  • Swami Rabbitima

    My last epiphany came when I was playing SWTOR. I had a Sith I was trying to play sort of like Judge Dredd (extremely tough but fair). Did the little morally questionable quests, staying more or less neutral with the Force (bad things took you to the Dark Side, of course). Won a Sith lightsaber at a lower level, then all of a sudden, the game tells me I don’t have enough “Dark Side” energy to use it. Quit the next day.

  • Anonymous

    I like adding my own moral obligations in when I play games. For example if there are civilians around I do my best to keep them from harm even if the game doesn’t care, Also if possible I will go beyond the requirements for a quest and free extra slaves, destroy more enemy materiel than requested, or kill more monsters, if it wouldn’t make sense for my character to just arbitrarily stop and leave behind the sixth slave (penny arcade did a comic on this exact subject) or whatever the objective is because I met the quota. Also Iji by Daniel Remar is an excellent example of morality choices in a game; not only does it change the dialog in the typical obvious ways, it actually changes the sounds that the player character makes when getting knocked down, kicking, etc… depending on how high your body count is. Plus it’s a really well done fun metroidvania type game.

  • Anonymous

    Yes, same here, I had chosen the Path of Silence and snuck by everyone without realizing they were ninjas. I still chose harakiri in the end, though, because the leader chose to lay down his life before me, and I couldn’t imagine any bad guy doing that, so I couldn’t bear to kill him.

  • FakeKisser
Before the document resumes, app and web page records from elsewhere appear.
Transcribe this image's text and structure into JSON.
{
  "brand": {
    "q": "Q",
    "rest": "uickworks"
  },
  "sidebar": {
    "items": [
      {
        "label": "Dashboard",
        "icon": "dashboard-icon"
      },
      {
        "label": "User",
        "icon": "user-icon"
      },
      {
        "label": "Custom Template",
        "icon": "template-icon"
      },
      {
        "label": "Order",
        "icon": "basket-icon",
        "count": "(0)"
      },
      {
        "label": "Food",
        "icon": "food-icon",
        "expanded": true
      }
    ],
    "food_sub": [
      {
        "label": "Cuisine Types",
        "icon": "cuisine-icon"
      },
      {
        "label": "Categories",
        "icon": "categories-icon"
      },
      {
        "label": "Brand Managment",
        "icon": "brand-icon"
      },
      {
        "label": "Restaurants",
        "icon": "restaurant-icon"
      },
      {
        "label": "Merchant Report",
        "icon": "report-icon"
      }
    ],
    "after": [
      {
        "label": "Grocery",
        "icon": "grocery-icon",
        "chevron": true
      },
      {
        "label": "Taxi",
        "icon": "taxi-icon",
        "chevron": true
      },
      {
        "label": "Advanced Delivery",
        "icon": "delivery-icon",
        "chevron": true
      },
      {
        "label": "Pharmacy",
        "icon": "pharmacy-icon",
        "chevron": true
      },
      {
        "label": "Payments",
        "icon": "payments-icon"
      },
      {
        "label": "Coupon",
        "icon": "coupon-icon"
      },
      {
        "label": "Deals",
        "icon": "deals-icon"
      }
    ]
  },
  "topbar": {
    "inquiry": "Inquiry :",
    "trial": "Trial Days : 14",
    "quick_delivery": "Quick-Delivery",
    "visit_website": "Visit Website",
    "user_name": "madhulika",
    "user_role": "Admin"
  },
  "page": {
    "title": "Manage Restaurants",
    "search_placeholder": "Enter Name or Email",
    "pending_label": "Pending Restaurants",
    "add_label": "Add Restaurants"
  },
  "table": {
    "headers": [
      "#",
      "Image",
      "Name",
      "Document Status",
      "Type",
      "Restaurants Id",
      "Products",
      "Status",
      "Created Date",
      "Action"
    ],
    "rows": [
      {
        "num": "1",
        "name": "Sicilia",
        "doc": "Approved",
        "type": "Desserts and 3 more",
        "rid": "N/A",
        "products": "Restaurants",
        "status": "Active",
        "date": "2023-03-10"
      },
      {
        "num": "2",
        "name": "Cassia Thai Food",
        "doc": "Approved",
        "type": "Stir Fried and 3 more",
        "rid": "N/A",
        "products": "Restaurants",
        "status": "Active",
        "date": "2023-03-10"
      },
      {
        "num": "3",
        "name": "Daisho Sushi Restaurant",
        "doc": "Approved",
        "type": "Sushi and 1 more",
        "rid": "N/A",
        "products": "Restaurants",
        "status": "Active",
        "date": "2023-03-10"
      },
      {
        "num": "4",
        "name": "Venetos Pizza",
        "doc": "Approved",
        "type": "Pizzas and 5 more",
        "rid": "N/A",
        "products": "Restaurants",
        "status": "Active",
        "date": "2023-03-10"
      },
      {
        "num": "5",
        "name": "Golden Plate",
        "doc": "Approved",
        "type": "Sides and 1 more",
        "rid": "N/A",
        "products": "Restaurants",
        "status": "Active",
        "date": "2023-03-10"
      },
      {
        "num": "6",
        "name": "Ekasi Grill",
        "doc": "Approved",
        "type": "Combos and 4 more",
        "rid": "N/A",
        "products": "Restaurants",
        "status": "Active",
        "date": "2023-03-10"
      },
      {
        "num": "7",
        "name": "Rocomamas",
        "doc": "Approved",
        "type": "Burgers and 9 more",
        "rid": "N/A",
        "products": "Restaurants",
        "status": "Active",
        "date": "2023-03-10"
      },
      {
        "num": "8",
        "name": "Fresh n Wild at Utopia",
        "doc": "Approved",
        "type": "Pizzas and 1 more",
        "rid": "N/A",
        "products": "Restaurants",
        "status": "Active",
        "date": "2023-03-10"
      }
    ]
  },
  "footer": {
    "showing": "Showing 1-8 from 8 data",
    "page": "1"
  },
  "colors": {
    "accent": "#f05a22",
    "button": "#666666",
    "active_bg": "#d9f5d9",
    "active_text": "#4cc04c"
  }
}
    Thanks for the reply, but I really enjoy hearing about other people’s interpretations. I really like how you interpreted the leader’s actions. I personally felt he was taunting me, as if to say, “You don’t have it in you to kill me.” That sort of thing. However, I can now totally see what you mean about the possible sincerity in his actions.

  • Anonymous

    I found this post because it was mentioned (favorably) in one of the “developers’ commentaries” included in the Special Edition version of the game. I agree–in my own playthrough, I was totally prepared to kill Azai at the end, right up until Ora said something like “and then we’ll have to cleanse the clan because they have no honor.” And I realized: I’m the one with no honor. I promised to kill myself when my mission was over, and now here I am preparing to murder what amounts to my whole extended family. I really have gone completely insane. And if that’s the case, then I can’t believe anything I’ve seen or been told throughout the game. I have no choice: I *have to* kill myself. It was pretty remarkable how the game managed to completely turn my view of events around entirely on my own, without drawing attention to it at all.